He then founded his own architectural practice in 1907 however because of his lack of higher education he was denied membership in the Federation of German Architects. During this time he described himself as a builder and worked on the design and building of private homes around Hamburg. Before the outbreak of World War One, Hoeger’s office produced the dished house (now home to the department store "Kaufhof"). The dished house was the first to use clinker bricks; clinker bricks are more robust and frost-resistant due to the higher firing temperatures, unlike normal bricks and require no further treatment.
These first large buildings became the key style of his later buildings, with a strong vertical or horizontal layout by the placement of the eaves and the stepped floors. This design element brought him his first success. However his designs were strongly influenced by the Baupflegekommission (building code commission) and subsequently corrected. The clinker he called his Bauedelstein (style) which was constructed with playful ornaments. This style, however, was partially rejected.
In 1912 Hoeger began with the extension of the Hapag-management, known now as Ballindamm, because the construction of 1903 by Martin Haller did not offer sufficient space. But the client wanted the surface material to be sandstone and Hoeger had to relinquish his favorite building material.
1920, he published "The essence of the modern brick building" by Fritz Schumacher, the Hamburg chief architect, Hoeger felt very connected to the cause. With brick and clinker brick he thought showed an "earthiness" that was familiar to the German people, because these materials were typical for Northern Germany.
Hoeger most known building is the Chile House in Hamburg, which he built between 1922-1924 for the ship owner and nitric importer Henry (Chile) Sloman. The 12-storey block featured a curved, ship like façade. In 1926-1928 Hoeger built the first skyscraper in Hanover, the Gazette-skyscraper (Anzeiger-Hochhaus), for the publisher August Madsack. The style elements are similar in many ways to that of Chile House.
Several of Hoeger’s department store buildings around Hamburg were destroyed during the war.
From 1914 to 1918 Hoeger completed his military service in the First World War in Flanders, during this time he had to postpone his career and his office stopped operating.

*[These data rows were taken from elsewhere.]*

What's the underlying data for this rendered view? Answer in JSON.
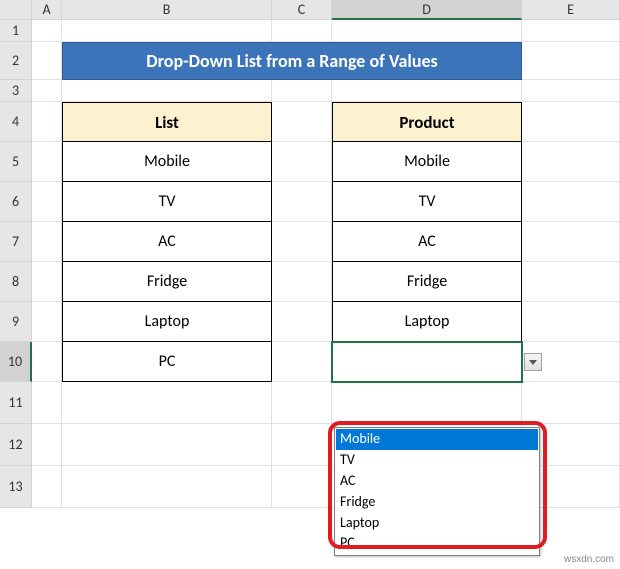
{
  "columns": [
    "A",
    "B",
    "C",
    "D",
    "E"
  ],
  "rows": [
    "1",
    "2",
    "3",
    "4",
    "5",
    "6",
    "7",
    "8",
    "9",
    "10",
    "11",
    "12",
    "13"
  ],
  "title": "Drop-Down List from a Range of Values",
  "list": {
    "header": "List",
    "items": [
      "Mobile",
      "TV",
      "AC",
      "Fridge",
      "Laptop",
      "PC"
    ]
  },
  "product": {
    "header": "Product",
    "items": [
      "Mobile",
      "TV",
      "AC",
      "Fridge",
      "Laptop",
      ""
    ]
  },
  "dropdown": {
    "options": [
      "Mobile",
      "TV",
      "AC",
      "Fridge",
      "Laptop",
      "PC"
    ],
    "highlighted": 0
  },
  "active_cell": "D10",
  "watermark": "wsxdn.com"
}
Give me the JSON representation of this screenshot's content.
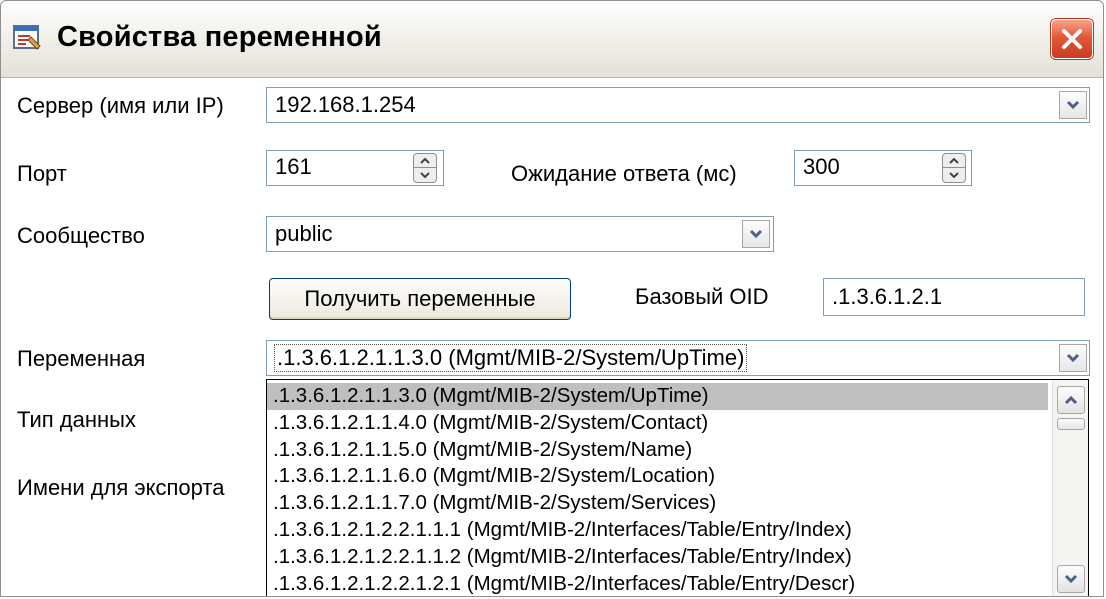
{
  "window": {
    "title": "Свойства переменной",
    "icon": "properties-window-icon",
    "close_icon": "close-icon"
  },
  "form": {
    "server_label": "Сервер (имя или IP)",
    "server_value": "192.168.1.254",
    "port_label": "Порт",
    "port_value": "161",
    "timeout_label": "Ожидание ответа (мс)",
    "timeout_value": "300",
    "community_label": "Сообщество",
    "community_value": "public",
    "get_vars_button": "Получить переменные",
    "base_oid_label": "Базовый OID",
    "base_oid_value": ".1.3.6.1.2.1",
    "variable_label": "Переменная",
    "variable_value": ".1.3.6.1.2.1.1.3.0 (Mgmt/MIB-2/System/UpTime)",
    "data_type_label": "Тип данных",
    "export_name_label": "Имени для экспорта"
  },
  "dropdown": {
    "items": [
      ".1.3.6.1.2.1.1.3.0 (Mgmt/MIB-2/System/UpTime)",
      ".1.3.6.1.2.1.1.4.0 (Mgmt/MIB-2/System/Contact)",
      ".1.3.6.1.2.1.1.5.0 (Mgmt/MIB-2/System/Name)",
      ".1.3.6.1.2.1.1.6.0 (Mgmt/MIB-2/System/Location)",
      ".1.3.6.1.2.1.1.7.0 (Mgmt/MIB-2/System/Services)",
      ".1.3.6.1.2.1.2.2.1.1.1 (Mgmt/MIB-2/Interfaces/Table/Entry/Index)",
      ".1.3.6.1.2.1.2.2.1.1.2 (Mgmt/MIB-2/Interfaces/Table/Entry/Index)",
      ".1.3.6.1.2.1.2.2.1.2.1 (Mgmt/MIB-2/Interfaces/Table/Entry/Descr)"
    ],
    "selected_index": 0
  },
  "colors": {
    "close_button": "#e2593a",
    "selection": "#bfbfbf",
    "field_border": "#7f9db9",
    "button_border": "#003c74"
  }
}
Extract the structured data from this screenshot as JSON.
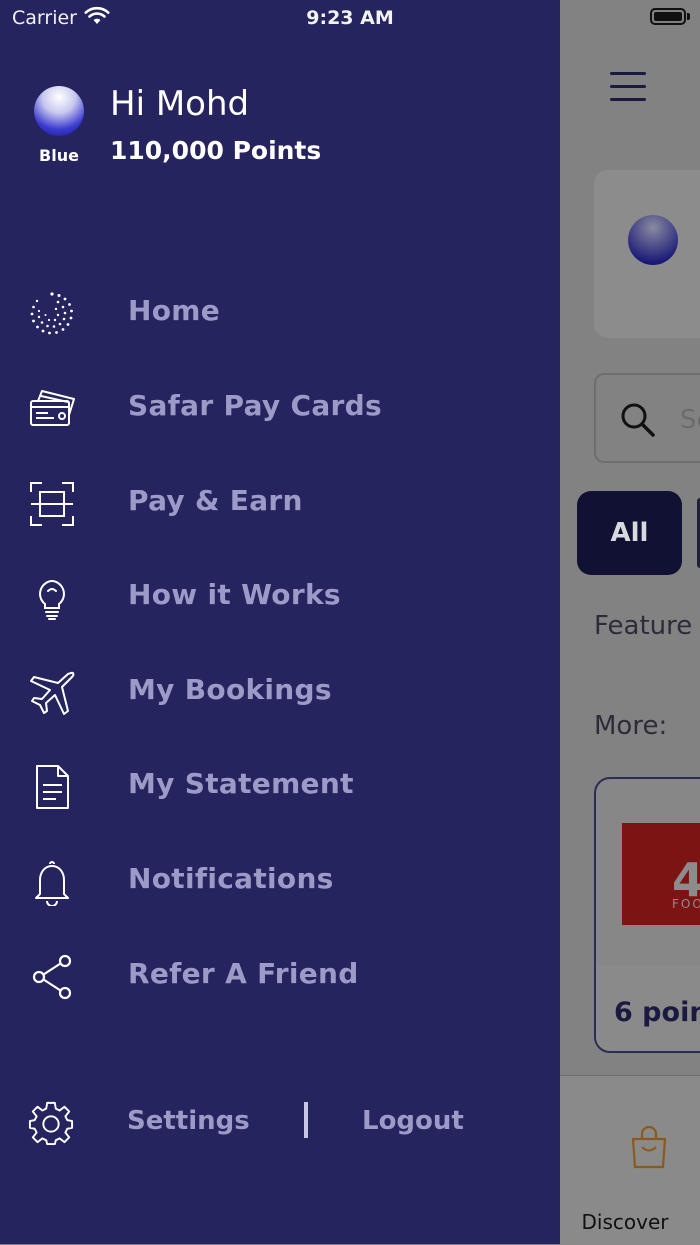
{
  "status_bar": {
    "carrier": "Carrier",
    "time": "9:23 AM"
  },
  "drawer": {
    "tier": "Blue",
    "greeting": "Hi Mohd",
    "points": "110,000 Points",
    "menu": [
      {
        "label": "Home",
        "icon": "dotted-spiral-icon"
      },
      {
        "label": "Safar Pay Cards",
        "icon": "cards-icon"
      },
      {
        "label": "Pay & Earn",
        "icon": "scan-icon"
      },
      {
        "label": "How it Works",
        "icon": "lightbulb-icon"
      },
      {
        "label": "My Bookings",
        "icon": "airplane-icon"
      },
      {
        "label": "My Statement",
        "icon": "document-icon"
      },
      {
        "label": "Notifications",
        "icon": "bell-icon"
      },
      {
        "label": "Refer A Friend",
        "icon": "share-icon"
      }
    ],
    "settings_label": "Settings",
    "logout_label": "Logout",
    "colors": {
      "drawer_bg": "#25245e",
      "menu_text": "#9c9bc8",
      "text_white": "#ffffff"
    }
  },
  "background": {
    "search_placeholder": "Se",
    "chip_all": "All",
    "featured_label": "Feature",
    "more_label": "More:",
    "offer_logo": "4",
    "offer_logo_sub": "FOO",
    "offer_points": "6 poin",
    "tab_discover": "Discover"
  }
}
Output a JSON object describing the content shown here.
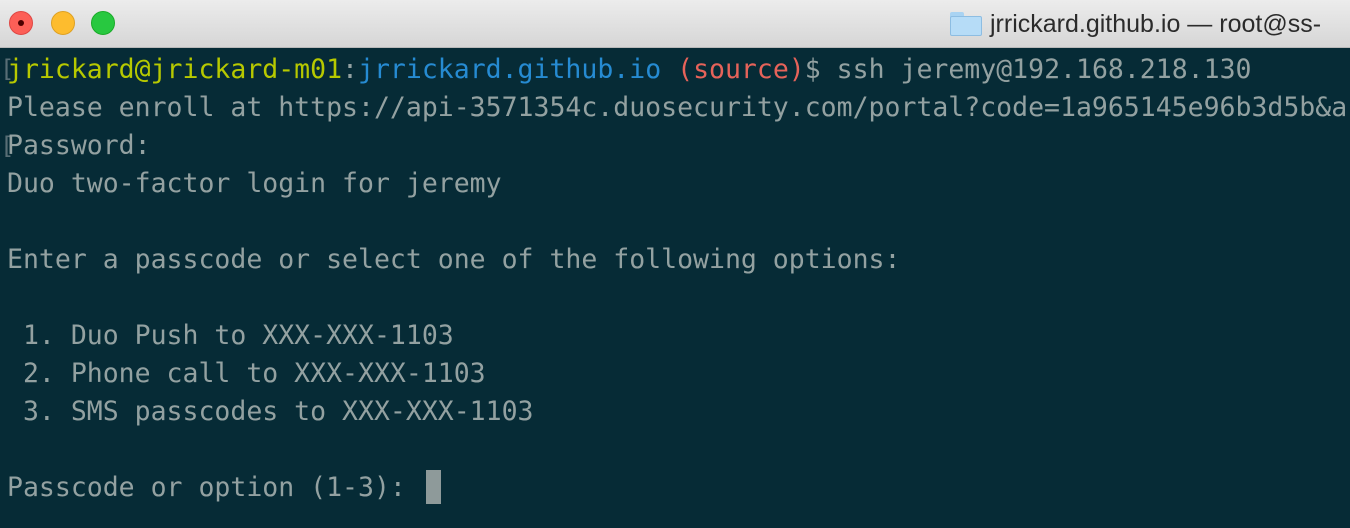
{
  "window": {
    "title": "jrrickard.github.io — root@ss-",
    "icon": "folder-icon"
  },
  "prompt": {
    "user_host": "jrickard@jrickard-m01",
    "separator": ":",
    "path": "jrrickard.github.io",
    "branch": " (source)",
    "symbol": "$ ",
    "command": "ssh jeremy@192.168.218.130"
  },
  "output": {
    "enroll": "Please enroll at https://api-3571354c.duosecurity.com/portal?code=1a965145e96b3d5b&a",
    "password": "Password:",
    "duo_login": "Duo two-factor login for jeremy",
    "enter_passcode": "Enter a passcode or select one of the following options:",
    "options": [
      " 1. Duo Push to XXX-XXX-1103",
      " 2. Phone call to XXX-XXX-1103",
      " 3. SMS passcodes to XXX-XXX-1103"
    ],
    "input_prompt": "Passcode or option (1-3): "
  },
  "colors": {
    "background": "#062b36",
    "text": "#93a1a1",
    "user_host": "#b7c900",
    "path": "#268bd2",
    "branch": "#e6635a"
  }
}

Returning from the war was a difficult period as the orders from the pre-war period competed with new projects but created a thriving architectural practice. But by the construction of the Chile House in 1924, Hoeger had reached a professional breakthrough.
Hoeger sympathized early with the Nazis and in 1932 entered into the party. As part of the Nordic Society, Hoeger made many speaking appearances. But with changes in the political situation, Hoeger’s situation also changed. Although Hoeger coincided politically with the official party, it is said that Hitler did not like the North German style that Hoeger was renowned for. The favored marble neoclassical style would not and could not be connected with Hoeger’s work and he resigned from the position he hoped to get as the Staatsarchiteken.
In 1937, he produced designs for the Gauhochhaus / Gauforum the east-west road and the suspension bridge over the Elbe in Hamburg, although it was a closed competition.
After 1945, Hoeger, now 68 years old, failed to return to his previous achievements. He retired to his birthplace, in 1946 married Gertrude Ilse Tilsen and died on 21 June 1949 in Bad Segeberg.